Enough has been said about what is making Croydon such an attractive place for tech companies. What really makes Croydon Tech City’s strategy so significant is its approach to up-skilling the borough with much-needed STEM skills, thus preparing the populace to prepare for and participate in the tech economy on its doorstep.
Future Tech City is the name of our dedicated programme to service, support and encourage the take-up of computer programming and coding by as many Croydoners to prepare them for the tech economy of the future and for their personal development.
Firstly, we work with Code Club, aiming to get one into every primary school in the borough to teach young children basic STEM skills and support teachers to deliver an increasingly complicated technology curriculum. Secondly, we support Apps for Good’s work in the borough’s secondary schools.
"Young Croydon Tech City" is a bi-annual event to help young people understand how to have successful career in technology: secondary school students meet successful local men and women of different backgrounds, talking about how they built their tech careers.

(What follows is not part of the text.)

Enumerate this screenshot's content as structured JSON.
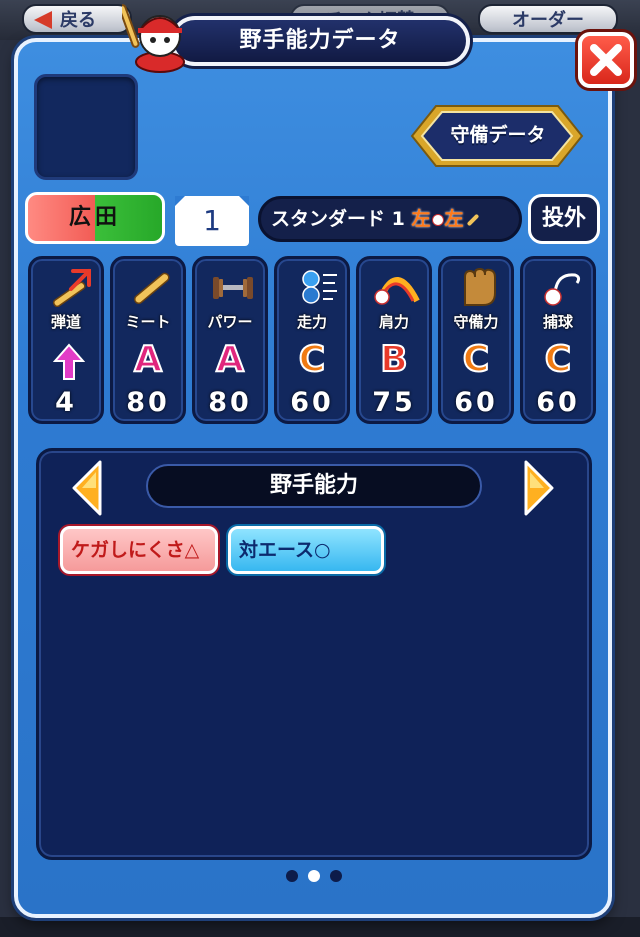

The fourth stream is an apprenticeships and work experience scheme that marries schools to local tech companies.
Finally, three times a month, we put on free "community classes" for anyone in the borough that wishes to learn web design, Agile & Scrum methodology, and general startup skills.
In little under three years, Croydon has transformed from a national joke to a burgeoning tech ecosystem with the infrastructure, talent, and community to rival both Brighton and east London. Most importantly, this has been done with local people at the very heart of the movement: not a top-down government initiative or a commercially-motivated private sector initiative.
The Croydon Tech City model is one that could be replicated all over Britain – and with that in mind, it really does have the potential to be, as Hancock said, “a blueprint for the future”.